§ Task item: Every record is to be printed exactly as written, and any picture in it is skipped.

§ Data records for software interfaces:
------------------------------------------------------------------------

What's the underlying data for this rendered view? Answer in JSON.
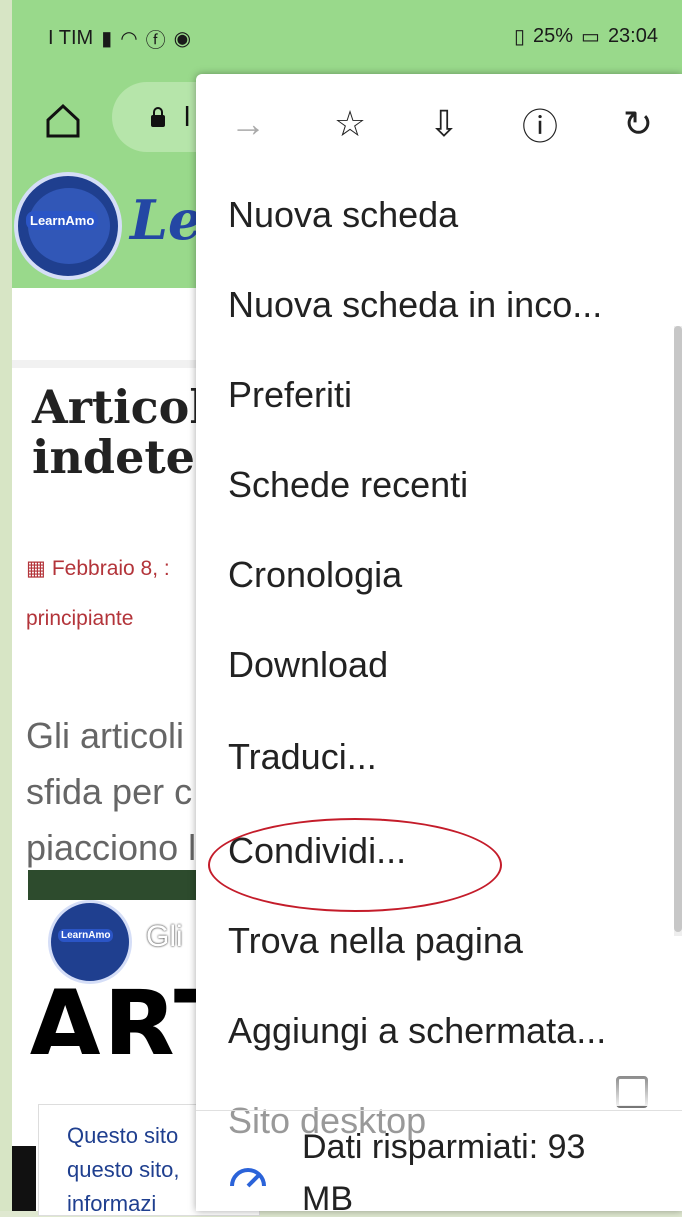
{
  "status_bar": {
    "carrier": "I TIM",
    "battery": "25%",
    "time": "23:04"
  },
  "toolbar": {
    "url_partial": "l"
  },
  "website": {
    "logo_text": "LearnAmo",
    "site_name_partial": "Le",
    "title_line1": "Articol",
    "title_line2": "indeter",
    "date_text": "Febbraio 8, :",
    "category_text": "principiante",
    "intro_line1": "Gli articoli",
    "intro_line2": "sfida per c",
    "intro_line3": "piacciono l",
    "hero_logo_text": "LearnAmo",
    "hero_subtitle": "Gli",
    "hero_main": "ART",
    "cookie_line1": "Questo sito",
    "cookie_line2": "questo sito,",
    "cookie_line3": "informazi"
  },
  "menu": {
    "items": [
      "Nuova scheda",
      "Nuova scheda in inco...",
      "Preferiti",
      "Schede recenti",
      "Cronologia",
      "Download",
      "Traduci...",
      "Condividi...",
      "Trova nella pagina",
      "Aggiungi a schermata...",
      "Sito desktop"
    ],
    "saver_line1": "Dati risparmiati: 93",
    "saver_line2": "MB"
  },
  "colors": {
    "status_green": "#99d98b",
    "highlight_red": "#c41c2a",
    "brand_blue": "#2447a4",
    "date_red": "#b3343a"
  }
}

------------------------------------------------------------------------

§ Answer to the exercise:
What's the underlying data for this rendered view? Answer in JSON.
{
  "status_bar": {
    "carrier": "I TIM",
    "battery": "25%",
    "time": "23:04"
  },
  "toolbar": {
    "url_partial": "l"
  },
  "website": {
    "logo_text": "LearnAmo",
    "site_name_partial": "Le",
    "title_line1": "Articol",
    "title_line2": "indeter",
    "date_text": "Febbraio 8, :",
    "category_text": "principiante",
    "intro_line1": "Gli articoli",
    "intro_line2": "sfida per c",
    "intro_line3": "piacciono l",
    "hero_logo_text": "LearnAmo",
    "hero_subtitle": "Gli",
    "hero_main": "ART",
    "cookie_line1": "Questo sito",
    "cookie_line2": "questo sito,",
    "cookie_line3": "informazi"
  },
  "menu": {
    "items": [
      "Nuova scheda",
      "Nuova scheda in inco...",
      "Preferiti",
      "Schede recenti",
      "Cronologia",
      "Download",
      "Traduci...",
      "Condividi...",
      "Trova nella pagina",
      "Aggiungi a schermata...",
      "Sito desktop"
    ],
    "saver_line1": "Dati risparmiati: 93",
    "saver_line2": "MB"
  },
  "colors": {
    "status_green": "#99d98b",
    "highlight_red": "#c41c2a",
    "brand_blue": "#2447a4",
    "date_red": "#b3343a"
  }
}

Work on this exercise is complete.